Under the health law's mandate that everybody be insured, temp workers without insurance must pay a penalty or seek coverage in state-based marketplaces known as exchanges. Because of the lower wages typically paid by staffing agencies, temps will likely be eligible for tax credits or Medicaid.
Kelly chief executive Carl Camden downplays the idea that employers will shed health coverage liabilities by using staffing companies. He sees clients' adjustment to the health act as "a modest opportunity" for his company.
"There is a portion of the staffing industry who think there will be a large amount of companies trying to avoid obligations under the ACA and trying to shift over to staffing firms," Camden said in an interview. "I don't see that as happening."
Manpower and Robert Half declined to make officials available for interviews.
The bigger business may be helping companies navigate the law through consulting or by taking over temporary jobs they already have, Camden and other industry officials say.
"We expect that clients that have those kinds of workers and who are daunted by the complexity of the Affordable Care Act will look to staffing firms to help them manage those kinds of workers," said Edward A. Lenz, senior counsel for the American Staffing Association, a temp company trade group.
Staffing company share prices have shot up, partly in response to the recovering economy and partly because of hopes for a surge in Affordable Care Act business, industry analysts say. Manpower has risen by half since November while Kelly, Randstad and Robert Half are all up more than 35 percent, far more than the market as a whole.

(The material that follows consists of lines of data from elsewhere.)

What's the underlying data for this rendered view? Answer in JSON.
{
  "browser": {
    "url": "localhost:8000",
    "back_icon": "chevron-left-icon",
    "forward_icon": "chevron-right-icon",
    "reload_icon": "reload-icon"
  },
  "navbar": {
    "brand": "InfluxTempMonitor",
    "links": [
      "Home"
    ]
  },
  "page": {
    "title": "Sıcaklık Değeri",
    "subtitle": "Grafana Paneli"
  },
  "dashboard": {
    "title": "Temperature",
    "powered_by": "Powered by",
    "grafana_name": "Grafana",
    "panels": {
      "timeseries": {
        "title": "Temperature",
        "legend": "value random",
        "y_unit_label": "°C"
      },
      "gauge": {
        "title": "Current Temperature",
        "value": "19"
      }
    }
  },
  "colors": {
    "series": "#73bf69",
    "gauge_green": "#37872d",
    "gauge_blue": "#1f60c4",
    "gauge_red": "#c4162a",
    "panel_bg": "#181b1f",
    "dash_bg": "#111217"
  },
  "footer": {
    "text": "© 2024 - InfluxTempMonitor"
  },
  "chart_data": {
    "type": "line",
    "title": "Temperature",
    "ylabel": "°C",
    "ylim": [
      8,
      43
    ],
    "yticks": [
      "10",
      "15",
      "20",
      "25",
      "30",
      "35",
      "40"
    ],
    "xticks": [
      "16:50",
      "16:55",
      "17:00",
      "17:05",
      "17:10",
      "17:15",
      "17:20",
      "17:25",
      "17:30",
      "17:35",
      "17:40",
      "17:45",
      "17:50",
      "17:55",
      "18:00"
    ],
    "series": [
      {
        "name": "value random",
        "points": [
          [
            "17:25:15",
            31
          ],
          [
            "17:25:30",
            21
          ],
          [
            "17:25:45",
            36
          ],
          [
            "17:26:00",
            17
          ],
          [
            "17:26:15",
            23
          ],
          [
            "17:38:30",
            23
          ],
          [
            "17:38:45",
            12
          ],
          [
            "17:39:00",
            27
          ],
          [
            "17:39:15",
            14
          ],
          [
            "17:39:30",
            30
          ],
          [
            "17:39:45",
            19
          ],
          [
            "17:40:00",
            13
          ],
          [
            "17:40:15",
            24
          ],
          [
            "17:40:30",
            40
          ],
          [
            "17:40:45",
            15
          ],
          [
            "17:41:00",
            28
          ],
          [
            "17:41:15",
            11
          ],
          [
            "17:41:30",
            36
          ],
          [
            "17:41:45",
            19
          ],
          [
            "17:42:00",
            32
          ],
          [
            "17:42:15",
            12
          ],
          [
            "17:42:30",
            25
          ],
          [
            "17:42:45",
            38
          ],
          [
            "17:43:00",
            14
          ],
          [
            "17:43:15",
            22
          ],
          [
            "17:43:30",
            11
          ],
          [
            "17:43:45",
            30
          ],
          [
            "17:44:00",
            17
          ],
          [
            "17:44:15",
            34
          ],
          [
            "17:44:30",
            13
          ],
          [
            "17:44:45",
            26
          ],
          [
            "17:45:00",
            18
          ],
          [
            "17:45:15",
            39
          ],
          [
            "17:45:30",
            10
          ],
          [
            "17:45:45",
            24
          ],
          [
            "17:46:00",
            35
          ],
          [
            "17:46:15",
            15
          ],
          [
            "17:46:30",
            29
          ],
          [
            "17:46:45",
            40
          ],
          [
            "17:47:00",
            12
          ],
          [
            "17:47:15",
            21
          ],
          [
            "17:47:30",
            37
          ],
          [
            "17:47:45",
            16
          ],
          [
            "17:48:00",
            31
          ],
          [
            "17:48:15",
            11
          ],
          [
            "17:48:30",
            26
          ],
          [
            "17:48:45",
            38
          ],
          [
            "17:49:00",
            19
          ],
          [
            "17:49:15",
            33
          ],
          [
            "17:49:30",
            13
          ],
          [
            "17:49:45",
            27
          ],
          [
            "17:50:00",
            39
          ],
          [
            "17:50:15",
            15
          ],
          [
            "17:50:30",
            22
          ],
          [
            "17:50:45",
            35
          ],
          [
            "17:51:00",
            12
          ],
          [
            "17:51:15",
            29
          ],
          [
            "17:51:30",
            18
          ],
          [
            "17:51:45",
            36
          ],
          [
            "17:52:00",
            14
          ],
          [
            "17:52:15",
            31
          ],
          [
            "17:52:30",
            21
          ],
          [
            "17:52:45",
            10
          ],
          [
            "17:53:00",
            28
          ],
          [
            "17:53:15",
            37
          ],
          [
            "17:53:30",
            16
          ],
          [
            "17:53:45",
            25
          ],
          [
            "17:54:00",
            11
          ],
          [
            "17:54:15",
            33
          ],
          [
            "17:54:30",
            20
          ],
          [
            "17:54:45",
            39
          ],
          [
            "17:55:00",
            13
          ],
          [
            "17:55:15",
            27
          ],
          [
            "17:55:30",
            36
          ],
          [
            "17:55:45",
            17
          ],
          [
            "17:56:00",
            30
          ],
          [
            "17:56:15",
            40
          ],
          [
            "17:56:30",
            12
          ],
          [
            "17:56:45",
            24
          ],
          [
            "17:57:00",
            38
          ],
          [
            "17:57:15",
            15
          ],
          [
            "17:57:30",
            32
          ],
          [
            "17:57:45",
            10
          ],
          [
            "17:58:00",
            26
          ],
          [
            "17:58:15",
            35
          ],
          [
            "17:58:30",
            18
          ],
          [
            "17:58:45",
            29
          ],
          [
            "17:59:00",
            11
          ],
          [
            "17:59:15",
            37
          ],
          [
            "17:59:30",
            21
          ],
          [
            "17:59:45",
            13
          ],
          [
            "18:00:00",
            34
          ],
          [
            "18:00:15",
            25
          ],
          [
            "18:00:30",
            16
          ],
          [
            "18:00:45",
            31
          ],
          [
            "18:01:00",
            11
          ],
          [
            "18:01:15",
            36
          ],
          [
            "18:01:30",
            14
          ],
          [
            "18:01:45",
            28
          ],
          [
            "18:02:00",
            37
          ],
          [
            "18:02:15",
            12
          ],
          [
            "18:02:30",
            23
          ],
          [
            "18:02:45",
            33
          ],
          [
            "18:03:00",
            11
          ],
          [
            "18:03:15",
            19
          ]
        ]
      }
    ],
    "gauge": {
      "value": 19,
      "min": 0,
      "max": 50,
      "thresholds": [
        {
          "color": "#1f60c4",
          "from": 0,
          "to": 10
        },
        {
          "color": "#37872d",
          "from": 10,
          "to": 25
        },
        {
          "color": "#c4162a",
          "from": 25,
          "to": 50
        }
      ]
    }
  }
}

A few years ago, when Massachusetts implemented its own requirement that companies provide health coverage to full-time workers, temp jobs increased six times faster than in the country as a whole, said Jeffrey Silber, who follows staffing company stocks for BMO Capital Markets.